::: Input

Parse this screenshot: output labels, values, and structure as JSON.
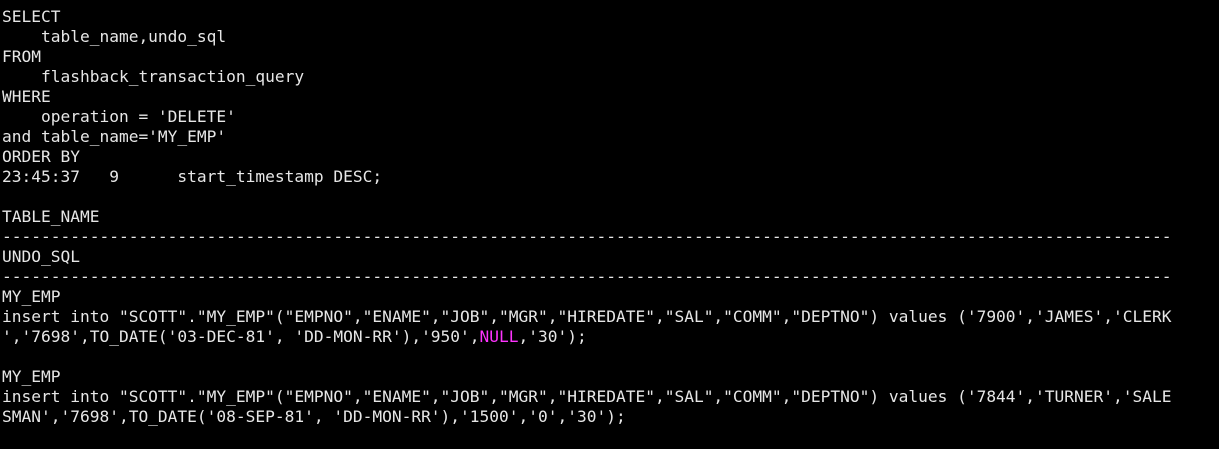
{
  "terminal": {
    "background": "#000000",
    "foreground": "#e6e6e6",
    "null_color": "#ff33ff",
    "lines": [
      "SELECT",
      "    table_name,undo_sql",
      "FROM",
      "    flashback_transaction_query",
      "WHERE",
      "    operation = 'DELETE'",
      "and table_name='MY_EMP'",
      "ORDER BY",
      "23:45:37   9      start_timestamp DESC;",
      "",
      "TABLE_NAME",
      "------------------------------------------------------------------------------------------------------------------------",
      "UNDO_SQL",
      "------------------------------------------------------------------------------------------------------------------------",
      "MY_EMP",
      "insert into \"SCOTT\".\"MY_EMP\"(\"EMPNO\",\"ENAME\",\"JOB\",\"MGR\",\"HIREDATE\",\"SAL\",\"COMM\",\"DEPTNO\") values ('7900','JAMES','CLERK",
      {
        "before": "','7698',TO_DATE('03-DEC-81', 'DD-MON-RR'),'950',",
        "null": "NULL",
        "after": ",'30');"
      },
      "",
      "MY_EMP",
      "insert into \"SCOTT\".\"MY_EMP\"(\"EMPNO\",\"ENAME\",\"JOB\",\"MGR\",\"HIREDATE\",\"SAL\",\"COMM\",\"DEPTNO\") values ('7844','TURNER','SALE",
      "SMAN','7698',TO_DATE('08-SEP-81', 'DD-MON-RR'),'1500','0','30');"
    ]
  }
}
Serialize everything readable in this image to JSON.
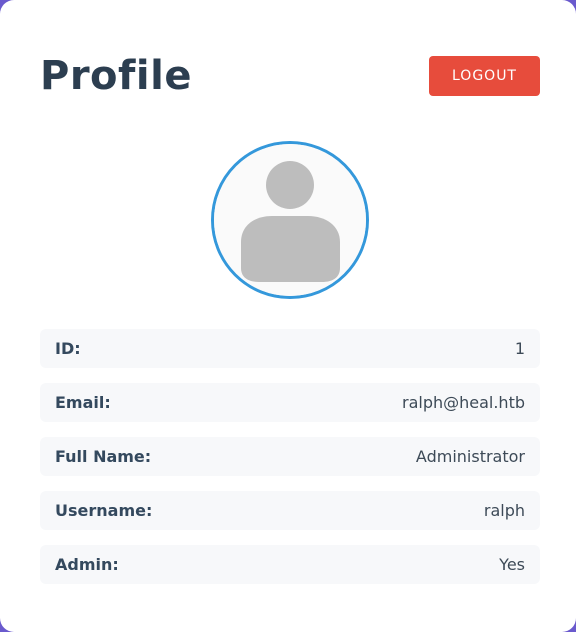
{
  "header": {
    "title": "Profile",
    "logout_label": "LOGOUT"
  },
  "avatar": {
    "icon": "user-silhouette-icon",
    "border_color": "#3498db"
  },
  "fields": [
    {
      "label": "ID:",
      "value": "1"
    },
    {
      "label": "Email:",
      "value": "ralph@heal.htb"
    },
    {
      "label": "Full Name:",
      "value": "Administrator"
    },
    {
      "label": "Username:",
      "value": "ralph"
    },
    {
      "label": "Admin:",
      "value": "Yes"
    }
  ],
  "colors": {
    "accent": "#3498db",
    "danger": "#e74c3c",
    "text": "#2c3e50",
    "background": "#6a5acd"
  }
}
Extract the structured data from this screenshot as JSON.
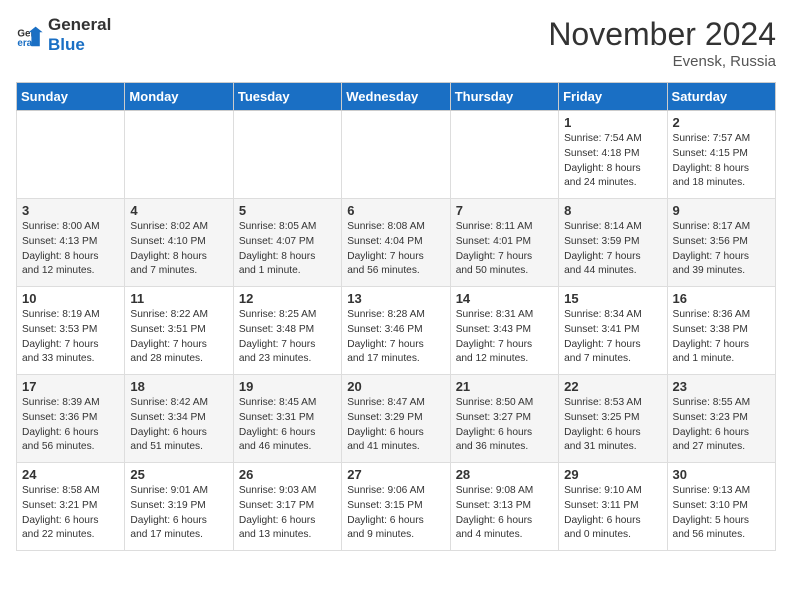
{
  "header": {
    "logo_general": "General",
    "logo_blue": "Blue",
    "month_title": "November 2024",
    "location": "Evensk, Russia"
  },
  "days_of_week": [
    "Sunday",
    "Monday",
    "Tuesday",
    "Wednesday",
    "Thursday",
    "Friday",
    "Saturday"
  ],
  "weeks": [
    [
      {
        "day": "",
        "info": ""
      },
      {
        "day": "",
        "info": ""
      },
      {
        "day": "",
        "info": ""
      },
      {
        "day": "",
        "info": ""
      },
      {
        "day": "",
        "info": ""
      },
      {
        "day": "1",
        "info": "Sunrise: 7:54 AM\nSunset: 4:18 PM\nDaylight: 8 hours\nand 24 minutes."
      },
      {
        "day": "2",
        "info": "Sunrise: 7:57 AM\nSunset: 4:15 PM\nDaylight: 8 hours\nand 18 minutes."
      }
    ],
    [
      {
        "day": "3",
        "info": "Sunrise: 8:00 AM\nSunset: 4:13 PM\nDaylight: 8 hours\nand 12 minutes."
      },
      {
        "day": "4",
        "info": "Sunrise: 8:02 AM\nSunset: 4:10 PM\nDaylight: 8 hours\nand 7 minutes."
      },
      {
        "day": "5",
        "info": "Sunrise: 8:05 AM\nSunset: 4:07 PM\nDaylight: 8 hours\nand 1 minute."
      },
      {
        "day": "6",
        "info": "Sunrise: 8:08 AM\nSunset: 4:04 PM\nDaylight: 7 hours\nand 56 minutes."
      },
      {
        "day": "7",
        "info": "Sunrise: 8:11 AM\nSunset: 4:01 PM\nDaylight: 7 hours\nand 50 minutes."
      },
      {
        "day": "8",
        "info": "Sunrise: 8:14 AM\nSunset: 3:59 PM\nDaylight: 7 hours\nand 44 minutes."
      },
      {
        "day": "9",
        "info": "Sunrise: 8:17 AM\nSunset: 3:56 PM\nDaylight: 7 hours\nand 39 minutes."
      }
    ],
    [
      {
        "day": "10",
        "info": "Sunrise: 8:19 AM\nSunset: 3:53 PM\nDaylight: 7 hours\nand 33 minutes."
      },
      {
        "day": "11",
        "info": "Sunrise: 8:22 AM\nSunset: 3:51 PM\nDaylight: 7 hours\nand 28 minutes."
      },
      {
        "day": "12",
        "info": "Sunrise: 8:25 AM\nSunset: 3:48 PM\nDaylight: 7 hours\nand 23 minutes."
      },
      {
        "day": "13",
        "info": "Sunrise: 8:28 AM\nSunset: 3:46 PM\nDaylight: 7 hours\nand 17 minutes."
      },
      {
        "day": "14",
        "info": "Sunrise: 8:31 AM\nSunset: 3:43 PM\nDaylight: 7 hours\nand 12 minutes."
      },
      {
        "day": "15",
        "info": "Sunrise: 8:34 AM\nSunset: 3:41 PM\nDaylight: 7 hours\nand 7 minutes."
      },
      {
        "day": "16",
        "info": "Sunrise: 8:36 AM\nSunset: 3:38 PM\nDaylight: 7 hours\nand 1 minute."
      }
    ],
    [
      {
        "day": "17",
        "info": "Sunrise: 8:39 AM\nSunset: 3:36 PM\nDaylight: 6 hours\nand 56 minutes."
      },
      {
        "day": "18",
        "info": "Sunrise: 8:42 AM\nSunset: 3:34 PM\nDaylight: 6 hours\nand 51 minutes."
      },
      {
        "day": "19",
        "info": "Sunrise: 8:45 AM\nSunset: 3:31 PM\nDaylight: 6 hours\nand 46 minutes."
      },
      {
        "day": "20",
        "info": "Sunrise: 8:47 AM\nSunset: 3:29 PM\nDaylight: 6 hours\nand 41 minutes."
      },
      {
        "day": "21",
        "info": "Sunrise: 8:50 AM\nSunset: 3:27 PM\nDaylight: 6 hours\nand 36 minutes."
      },
      {
        "day": "22",
        "info": "Sunrise: 8:53 AM\nSunset: 3:25 PM\nDaylight: 6 hours\nand 31 minutes."
      },
      {
        "day": "23",
        "info": "Sunrise: 8:55 AM\nSunset: 3:23 PM\nDaylight: 6 hours\nand 27 minutes."
      }
    ],
    [
      {
        "day": "24",
        "info": "Sunrise: 8:58 AM\nSunset: 3:21 PM\nDaylight: 6 hours\nand 22 minutes."
      },
      {
        "day": "25",
        "info": "Sunrise: 9:01 AM\nSunset: 3:19 PM\nDaylight: 6 hours\nand 17 minutes."
      },
      {
        "day": "26",
        "info": "Sunrise: 9:03 AM\nSunset: 3:17 PM\nDaylight: 6 hours\nand 13 minutes."
      },
      {
        "day": "27",
        "info": "Sunrise: 9:06 AM\nSunset: 3:15 PM\nDaylight: 6 hours\nand 9 minutes."
      },
      {
        "day": "28",
        "info": "Sunrise: 9:08 AM\nSunset: 3:13 PM\nDaylight: 6 hours\nand 4 minutes."
      },
      {
        "day": "29",
        "info": "Sunrise: 9:10 AM\nSunset: 3:11 PM\nDaylight: 6 hours\nand 0 minutes."
      },
      {
        "day": "30",
        "info": "Sunrise: 9:13 AM\nSunset: 3:10 PM\nDaylight: 5 hours\nand 56 minutes."
      }
    ]
  ]
}
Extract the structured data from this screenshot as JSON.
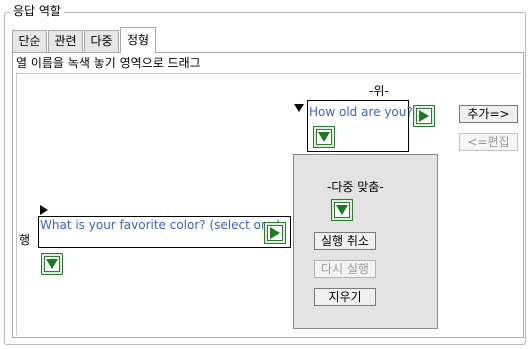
{
  "group": {
    "title": "응답 역할"
  },
  "tabs": [
    {
      "label": "단순"
    },
    {
      "label": "관련"
    },
    {
      "label": "다중"
    },
    {
      "label": "정형",
      "active": true
    }
  ],
  "instructions": "열 이름을 녹색 놓기 영역으로 드래그",
  "top_area": {
    "label": "-위-",
    "column_name": "How old are you?"
  },
  "side_area": {
    "label": "행",
    "column_name": "What is your favorite color? (select one)"
  },
  "center_area": {
    "label": "-다중 맞춤-"
  },
  "buttons": {
    "add": "추가=>",
    "edit": "<=편집",
    "undo": "실행 취소",
    "redo": "다시 실행",
    "clear": "지우기"
  },
  "colors": {
    "accent_green": "#1f7a1f",
    "link_blue": "#3a63c8"
  }
}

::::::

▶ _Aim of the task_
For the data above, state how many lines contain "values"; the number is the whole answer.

▶ _Result of this task_
3